Scientists in the Northern Territory have made a significant advance towards understanding the cause of resin canal discolouration (RCD) in mangoes. RCD had stumped scientists and growers for decades, who until now had not had any clues about its cause. Research undertaken by ARC Training Centre for Innovative Horticultural Products PhD candidate Umar Muhammad and Department of Primary Industry and Resources (DPIR) scientists found it is expressed after harvest and caused by bacterial infection, which rules out problems with the plant.
Mr Muhammad has been researching the cause of RCD in mangoes in partnership with DPIR for the last two years. DPIR Research Leader Dr Cameron McConchie said this discovery was the biggest local breakthrough in understanding the cause of RCD. “While it is still not clear where in the production system infection normally occurs, this research suggests it occurs post-harvest and that avoiding contamination is essential to prevent RCD,” Dr McConchie said.

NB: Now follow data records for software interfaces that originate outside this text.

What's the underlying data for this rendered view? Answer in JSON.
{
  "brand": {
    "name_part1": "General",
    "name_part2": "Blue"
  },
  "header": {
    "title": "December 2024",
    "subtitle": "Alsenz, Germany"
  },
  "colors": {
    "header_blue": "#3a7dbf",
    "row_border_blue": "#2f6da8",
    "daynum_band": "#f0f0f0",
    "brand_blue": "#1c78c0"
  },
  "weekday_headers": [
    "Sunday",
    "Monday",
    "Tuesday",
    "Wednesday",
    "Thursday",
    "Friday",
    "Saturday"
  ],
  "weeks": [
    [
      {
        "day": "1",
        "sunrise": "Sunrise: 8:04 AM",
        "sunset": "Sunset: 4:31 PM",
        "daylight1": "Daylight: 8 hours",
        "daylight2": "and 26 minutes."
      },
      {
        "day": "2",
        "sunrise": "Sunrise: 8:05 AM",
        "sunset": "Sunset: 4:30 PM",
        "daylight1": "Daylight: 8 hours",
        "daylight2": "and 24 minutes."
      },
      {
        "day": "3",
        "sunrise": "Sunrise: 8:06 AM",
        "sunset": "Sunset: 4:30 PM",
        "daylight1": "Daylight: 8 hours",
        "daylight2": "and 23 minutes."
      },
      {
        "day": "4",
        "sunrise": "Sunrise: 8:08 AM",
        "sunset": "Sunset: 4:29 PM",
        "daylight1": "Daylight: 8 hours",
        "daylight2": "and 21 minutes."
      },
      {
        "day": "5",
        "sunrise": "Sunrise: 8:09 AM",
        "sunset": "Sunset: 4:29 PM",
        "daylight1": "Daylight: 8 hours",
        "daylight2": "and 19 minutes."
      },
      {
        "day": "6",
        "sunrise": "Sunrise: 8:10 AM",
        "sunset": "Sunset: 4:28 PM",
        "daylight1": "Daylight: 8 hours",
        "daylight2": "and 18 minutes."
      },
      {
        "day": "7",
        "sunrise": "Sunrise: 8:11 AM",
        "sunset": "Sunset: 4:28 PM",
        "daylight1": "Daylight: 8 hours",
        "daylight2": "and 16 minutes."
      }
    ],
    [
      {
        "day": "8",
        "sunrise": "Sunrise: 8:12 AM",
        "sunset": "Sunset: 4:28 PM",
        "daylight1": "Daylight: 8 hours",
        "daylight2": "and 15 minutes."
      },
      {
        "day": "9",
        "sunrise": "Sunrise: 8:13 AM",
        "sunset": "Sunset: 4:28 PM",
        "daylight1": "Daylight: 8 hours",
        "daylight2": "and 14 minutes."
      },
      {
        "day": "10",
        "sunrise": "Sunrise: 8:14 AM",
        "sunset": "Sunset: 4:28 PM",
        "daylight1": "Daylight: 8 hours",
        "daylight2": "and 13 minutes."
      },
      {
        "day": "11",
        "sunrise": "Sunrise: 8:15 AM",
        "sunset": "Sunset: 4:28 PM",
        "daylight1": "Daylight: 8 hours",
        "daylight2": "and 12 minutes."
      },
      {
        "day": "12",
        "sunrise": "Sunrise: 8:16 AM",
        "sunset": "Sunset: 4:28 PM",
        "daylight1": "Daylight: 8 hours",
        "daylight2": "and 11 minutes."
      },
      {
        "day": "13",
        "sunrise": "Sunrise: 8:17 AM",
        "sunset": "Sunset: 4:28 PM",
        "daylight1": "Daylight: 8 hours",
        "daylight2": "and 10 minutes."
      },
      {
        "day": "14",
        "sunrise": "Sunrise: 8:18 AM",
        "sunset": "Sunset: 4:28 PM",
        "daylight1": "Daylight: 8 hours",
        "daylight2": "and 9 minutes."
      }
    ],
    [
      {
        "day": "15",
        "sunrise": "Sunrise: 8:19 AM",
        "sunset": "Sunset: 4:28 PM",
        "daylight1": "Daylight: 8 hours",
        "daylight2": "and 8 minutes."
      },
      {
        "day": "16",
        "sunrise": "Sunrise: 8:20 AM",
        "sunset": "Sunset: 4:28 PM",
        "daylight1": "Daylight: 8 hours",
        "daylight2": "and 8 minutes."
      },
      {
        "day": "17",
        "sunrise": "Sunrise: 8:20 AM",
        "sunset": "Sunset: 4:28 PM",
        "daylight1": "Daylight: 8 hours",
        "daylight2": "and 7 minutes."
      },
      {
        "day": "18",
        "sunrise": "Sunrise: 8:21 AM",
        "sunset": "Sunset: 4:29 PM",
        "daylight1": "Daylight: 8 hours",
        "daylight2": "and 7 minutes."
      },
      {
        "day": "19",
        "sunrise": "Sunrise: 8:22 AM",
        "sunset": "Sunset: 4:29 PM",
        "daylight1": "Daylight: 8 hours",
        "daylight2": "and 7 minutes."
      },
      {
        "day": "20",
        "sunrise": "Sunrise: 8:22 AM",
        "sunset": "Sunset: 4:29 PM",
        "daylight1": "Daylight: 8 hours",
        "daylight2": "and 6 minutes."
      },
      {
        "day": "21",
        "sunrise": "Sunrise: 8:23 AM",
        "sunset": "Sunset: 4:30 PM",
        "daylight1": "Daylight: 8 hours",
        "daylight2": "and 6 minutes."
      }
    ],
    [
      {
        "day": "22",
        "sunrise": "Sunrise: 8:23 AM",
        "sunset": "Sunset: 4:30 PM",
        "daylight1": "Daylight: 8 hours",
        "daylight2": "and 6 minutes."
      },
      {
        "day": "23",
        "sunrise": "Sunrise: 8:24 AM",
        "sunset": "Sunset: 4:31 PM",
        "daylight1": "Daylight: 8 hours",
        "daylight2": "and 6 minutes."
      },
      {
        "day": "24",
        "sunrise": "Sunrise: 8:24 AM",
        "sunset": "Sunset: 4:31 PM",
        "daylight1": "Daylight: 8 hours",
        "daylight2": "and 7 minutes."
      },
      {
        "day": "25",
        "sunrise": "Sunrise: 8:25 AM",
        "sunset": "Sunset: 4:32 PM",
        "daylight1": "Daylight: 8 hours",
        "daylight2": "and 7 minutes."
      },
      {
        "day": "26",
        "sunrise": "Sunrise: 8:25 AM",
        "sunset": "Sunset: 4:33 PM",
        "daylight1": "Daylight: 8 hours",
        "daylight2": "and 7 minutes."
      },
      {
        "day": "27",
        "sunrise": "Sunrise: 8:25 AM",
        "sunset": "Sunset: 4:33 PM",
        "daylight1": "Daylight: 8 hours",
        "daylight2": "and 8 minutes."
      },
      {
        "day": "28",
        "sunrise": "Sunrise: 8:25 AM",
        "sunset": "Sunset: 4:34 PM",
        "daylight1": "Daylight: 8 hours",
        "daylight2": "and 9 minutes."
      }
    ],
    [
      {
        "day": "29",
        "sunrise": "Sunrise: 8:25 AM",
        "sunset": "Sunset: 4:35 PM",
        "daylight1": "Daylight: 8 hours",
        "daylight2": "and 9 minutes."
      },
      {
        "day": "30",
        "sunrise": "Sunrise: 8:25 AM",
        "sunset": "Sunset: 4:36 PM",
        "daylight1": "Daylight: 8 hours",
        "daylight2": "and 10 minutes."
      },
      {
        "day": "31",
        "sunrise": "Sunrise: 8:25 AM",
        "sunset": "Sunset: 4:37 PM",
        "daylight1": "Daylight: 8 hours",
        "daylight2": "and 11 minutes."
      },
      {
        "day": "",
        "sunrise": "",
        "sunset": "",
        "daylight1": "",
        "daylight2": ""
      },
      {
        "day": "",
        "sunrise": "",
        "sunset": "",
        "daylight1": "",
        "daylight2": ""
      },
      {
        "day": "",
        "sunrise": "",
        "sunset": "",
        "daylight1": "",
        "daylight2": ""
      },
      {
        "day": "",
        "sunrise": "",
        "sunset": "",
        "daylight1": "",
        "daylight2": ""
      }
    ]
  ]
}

During the 2018-19 mango season Mr Muhammed harvested fruit from orchards in Katherine and Darwin with known history of RCD, and artificially induced the disease in otherwise healthy mangoes, the first time this had been done in Australia. “The harvested fruit was exposed to RCD by either placing pulp from infected mangoes directly onto the skin, or injecting infected pulp into the fruit with a hollow needle, and it was this experiment that lead to the breakthrough,” Mr Muhammad said. “The trial showed zero infection in the controls and 100 per cent infection in the manually infected fruit. “It found that RCD can spread merely through contact with the intact skin of infected mangoes.”

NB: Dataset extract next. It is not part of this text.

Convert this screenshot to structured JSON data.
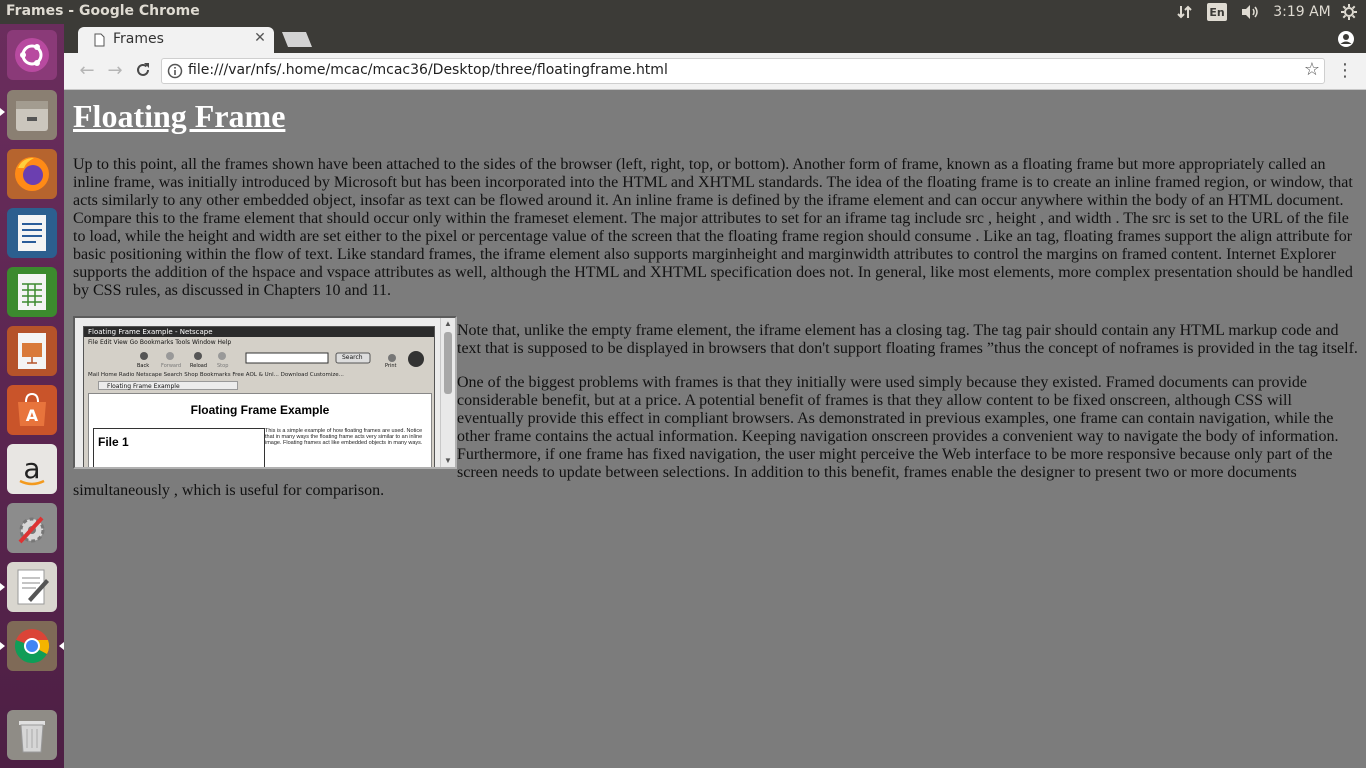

Although largely expressed at post-harvest, RCD has perplexed growers for decades because it can also appear at any time of the season and no pattern had been established with rain or high temperatures. The number of cases of RCD has been increasing in recent years, particularly in the Northern Territory, which is why researchers have focused on this disease. As well as discovering that RCD develops post-harvest, the research has also found that some mango cultivars are more susceptible to RCD than others. “At this stage we can only say that Kensington Pride are susceptible, and it appears that symptoms are more severe in fruit from Darwin than further south,” Dr McConchie said. “We know that some of the new mango varieties we’ve been developing are very resistant to RCD, even when the infection is injected directly into the fruit.”
Tasmanian horticulture researcher Associate Professor Alistair Gracie has supervised Mr Muhammad’s project since its inception. “This project has been a real collaborative success – Umar has worked closely with mango growers, Northern Territory Government scientists and other researchers at the Tasmanian Institute of Agriculture,” Associate Professor Gracie said. “The findings will help solve a significant problem for Australia’s mango growers – that’s the benefit to industry-focused research like this.”

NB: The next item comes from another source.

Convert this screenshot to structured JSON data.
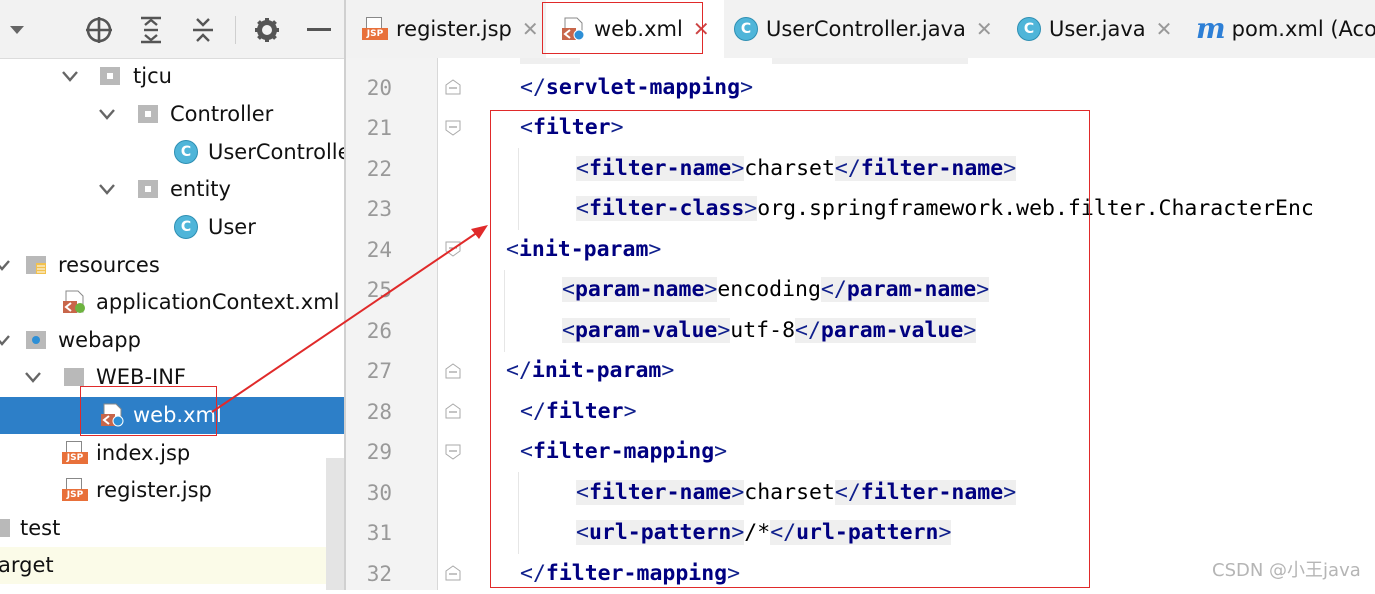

Future research still needs to be undertaken to determine where the source of bacterial infection is occurring in the supply chain.
The research was funded by the Australian Research Council Industrial Transformation Research Program, Woolworths and the University of Tasmania with in-kind support from the Northern Territory Government and the Tasmanian Institute of Agriculture.
RCD fast facts:
- Mangoes have an extensive network of canals that form a complex network just under the skin and in the flesh.
- These canals store resin, or sap, and are normally flesh-coloured in appearance.
- When infected with RCD, the canals become brown or black in colour as the mangoes ripen.
- Affected mangoes are safe to eat, but the blemishes and discolouration caused by RCD makes the fruit less appealing to consumers.
- RCD is estimated to cost the Northern Territory mango industry between $5 million and $10 million per year.
Last updated: 24 September 2019